*Task goal:*
In the data that follows, each entry is to be restated exactly.

*Supplied information:*
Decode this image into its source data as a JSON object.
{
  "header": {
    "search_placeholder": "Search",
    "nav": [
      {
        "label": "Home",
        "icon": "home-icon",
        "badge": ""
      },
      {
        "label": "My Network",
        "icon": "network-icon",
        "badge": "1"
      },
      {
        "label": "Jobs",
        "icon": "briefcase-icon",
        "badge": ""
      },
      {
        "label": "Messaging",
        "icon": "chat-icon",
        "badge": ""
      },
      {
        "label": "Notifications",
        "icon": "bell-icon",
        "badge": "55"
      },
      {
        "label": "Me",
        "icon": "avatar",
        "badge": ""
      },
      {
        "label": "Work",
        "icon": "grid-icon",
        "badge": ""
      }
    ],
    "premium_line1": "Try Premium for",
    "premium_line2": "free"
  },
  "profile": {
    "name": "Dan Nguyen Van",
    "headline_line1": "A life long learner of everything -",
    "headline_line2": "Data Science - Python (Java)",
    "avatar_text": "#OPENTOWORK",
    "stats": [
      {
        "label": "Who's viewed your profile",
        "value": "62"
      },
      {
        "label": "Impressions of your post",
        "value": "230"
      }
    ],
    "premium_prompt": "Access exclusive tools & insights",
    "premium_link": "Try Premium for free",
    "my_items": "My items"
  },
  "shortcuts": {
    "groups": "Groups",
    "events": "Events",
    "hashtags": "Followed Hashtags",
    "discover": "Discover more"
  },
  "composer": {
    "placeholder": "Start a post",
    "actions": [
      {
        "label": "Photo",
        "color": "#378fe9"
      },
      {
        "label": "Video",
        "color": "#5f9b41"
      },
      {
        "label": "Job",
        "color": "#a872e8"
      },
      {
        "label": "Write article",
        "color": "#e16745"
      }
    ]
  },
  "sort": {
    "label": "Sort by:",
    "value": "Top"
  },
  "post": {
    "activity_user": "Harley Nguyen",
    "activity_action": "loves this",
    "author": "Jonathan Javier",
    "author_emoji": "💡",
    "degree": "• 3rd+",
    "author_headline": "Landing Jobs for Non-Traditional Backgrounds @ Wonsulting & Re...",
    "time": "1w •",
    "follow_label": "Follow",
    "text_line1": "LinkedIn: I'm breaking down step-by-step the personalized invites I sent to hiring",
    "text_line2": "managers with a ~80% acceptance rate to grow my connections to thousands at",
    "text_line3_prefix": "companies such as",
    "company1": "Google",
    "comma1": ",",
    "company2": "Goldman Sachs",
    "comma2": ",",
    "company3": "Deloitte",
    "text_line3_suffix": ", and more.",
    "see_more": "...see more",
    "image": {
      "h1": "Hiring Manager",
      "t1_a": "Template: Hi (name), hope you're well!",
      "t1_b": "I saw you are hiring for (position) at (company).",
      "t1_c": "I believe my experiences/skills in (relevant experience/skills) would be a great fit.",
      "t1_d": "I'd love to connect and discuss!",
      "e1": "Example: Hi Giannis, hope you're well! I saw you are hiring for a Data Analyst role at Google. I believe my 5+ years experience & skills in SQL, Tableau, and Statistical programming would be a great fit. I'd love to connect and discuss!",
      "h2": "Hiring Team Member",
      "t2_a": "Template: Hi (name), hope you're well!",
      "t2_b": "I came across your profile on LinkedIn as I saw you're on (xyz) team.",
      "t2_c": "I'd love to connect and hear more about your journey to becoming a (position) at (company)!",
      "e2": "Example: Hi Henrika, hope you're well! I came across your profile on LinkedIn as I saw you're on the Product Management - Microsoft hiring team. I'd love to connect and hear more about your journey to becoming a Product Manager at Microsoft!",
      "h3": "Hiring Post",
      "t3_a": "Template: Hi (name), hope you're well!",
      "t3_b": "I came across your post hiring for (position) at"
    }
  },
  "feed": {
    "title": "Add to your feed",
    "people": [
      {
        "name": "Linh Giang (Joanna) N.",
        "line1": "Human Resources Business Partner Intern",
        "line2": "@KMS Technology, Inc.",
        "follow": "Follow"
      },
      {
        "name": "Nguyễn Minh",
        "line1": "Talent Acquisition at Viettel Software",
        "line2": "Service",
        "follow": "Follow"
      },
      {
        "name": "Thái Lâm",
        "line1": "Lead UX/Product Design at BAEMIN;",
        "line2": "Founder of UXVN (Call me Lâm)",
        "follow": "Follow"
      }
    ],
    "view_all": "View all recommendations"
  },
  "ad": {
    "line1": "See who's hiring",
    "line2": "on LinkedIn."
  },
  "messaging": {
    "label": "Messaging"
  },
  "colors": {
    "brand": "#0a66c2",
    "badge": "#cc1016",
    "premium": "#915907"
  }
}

*Answer section:*
Decode this image into its source data as a JSON object.
{
  "header": {
    "search_placeholder": "Search",
    "nav": [
      {
        "label": "Home",
        "icon": "home-icon",
        "badge": ""
      },
      {
        "label": "My Network",
        "icon": "network-icon",
        "badge": "1"
      },
      {
        "label": "Jobs",
        "icon": "briefcase-icon",
        "badge": ""
      },
      {
        "label": "Messaging",
        "icon": "chat-icon",
        "badge": ""
      },
      {
        "label": "Notifications",
        "icon": "bell-icon",
        "badge": "55"
      },
      {
        "label": "Me",
        "icon": "avatar",
        "badge": ""
      },
      {
        "label": "Work",
        "icon": "grid-icon",
        "badge": ""
      }
    ],
    "premium_line1": "Try Premium for",
    "premium_line2": "free"
  },
  "profile": {
    "name": "Dan Nguyen Van",
    "headline_line1": "A life long learner of everything -",
    "headline_line2": "Data Science - Python (Java)",
    "avatar_text": "#OPENTOWORK",
    "stats": [
      {
        "label": "Who's viewed your profile",
        "value": "62"
      },
      {
        "label": "Impressions of your post",
        "value": "230"
      }
    ],
    "premium_prompt": "Access exclusive tools & insights",
    "premium_link": "Try Premium for free",
    "my_items": "My items"
  },
  "shortcuts": {
    "groups": "Groups",
    "events": "Events",
    "hashtags": "Followed Hashtags",
    "discover": "Discover more"
  },
  "composer": {
    "placeholder": "Start a post",
    "actions": [
      {
        "label": "Photo",
        "color": "#378fe9"
      },
      {
        "label": "Video",
        "color": "#5f9b41"
      },
      {
        "label": "Job",
        "color": "#a872e8"
      },
      {
        "label": "Write article",
        "color": "#e16745"
      }
    ]
  },
  "sort": {
    "label": "Sort by:",
    "value": "Top"
  },
  "post": {
    "activity_user": "Harley Nguyen",
    "activity_action": "loves this",
    "author": "Jonathan Javier",
    "author_emoji": "💡",
    "degree": "• 3rd+",
    "author_headline": "Landing Jobs for Non-Traditional Backgrounds @ Wonsulting & Re...",
    "time": "1w •",
    "follow_label": "Follow",
    "text_line1": "LinkedIn: I'm breaking down step-by-step the personalized invites I sent to hiring",
    "text_line2": "managers with a ~80% acceptance rate to grow my connections to thousands at",
    "text_line3_prefix": "companies such as",
    "company1": "Google",
    "comma1": ",",
    "company2": "Goldman Sachs",
    "comma2": ",",
    "company3": "Deloitte",
    "text_line3_suffix": ", and more.",
    "see_more": "...see more",
    "image": {
      "h1": "Hiring Manager",
      "t1_a": "Template: Hi (name), hope you're well!",
      "t1_b": "I saw you are hiring for (position) at (company).",
      "t1_c": "I believe my experiences/skills in (relevant experience/skills) would be a great fit.",
      "t1_d": "I'd love to connect and discuss!",
      "e1": "Example: Hi Giannis, hope you're well! I saw you are hiring for a Data Analyst role at Google. I believe my 5+ years experience & skills in SQL, Tableau, and Statistical programming would be a great fit. I'd love to connect and discuss!",
      "h2": "Hiring Team Member",
      "t2_a": "Template: Hi (name), hope you're well!",
      "t2_b": "I came across your profile on LinkedIn as I saw you're on (xyz) team.",
      "t2_c": "I'd love to connect and hear more about your journey to becoming a (position) at (company)!",
      "e2": "Example: Hi Henrika, hope you're well! I came across your profile on LinkedIn as I saw you're on the Product Management - Microsoft hiring team. I'd love to connect and hear more about your journey to becoming a Product Manager at Microsoft!",
      "h3": "Hiring Post",
      "t3_a": "Template: Hi (name), hope you're well!",
      "t3_b": "I came across your post hiring for (position) at"
    }
  },
  "feed": {
    "title": "Add to your feed",
    "people": [
      {
        "name": "Linh Giang (Joanna) N.",
        "line1": "Human Resources Business Partner Intern",
        "line2": "@KMS Technology, Inc.",
        "follow": "Follow"
      },
      {
        "name": "Nguyễn Minh",
        "line1": "Talent Acquisition at Viettel Software",
        "line2": "Service",
        "follow": "Follow"
      },
      {
        "name": "Thái Lâm",
        "line1": "Lead UX/Product Design at BAEMIN;",
        "line2": "Founder of UXVN (Call me Lâm)",
        "follow": "Follow"
      }
    ],
    "view_all": "View all recommendations"
  },
  "ad": {
    "line1": "See who's hiring",
    "line2": "on LinkedIn."
  },
  "messaging": {
    "label": "Messaging"
  },
  "colors": {
    "brand": "#0a66c2",
    "badge": "#cc1016",
    "premium": "#915907"
  }
}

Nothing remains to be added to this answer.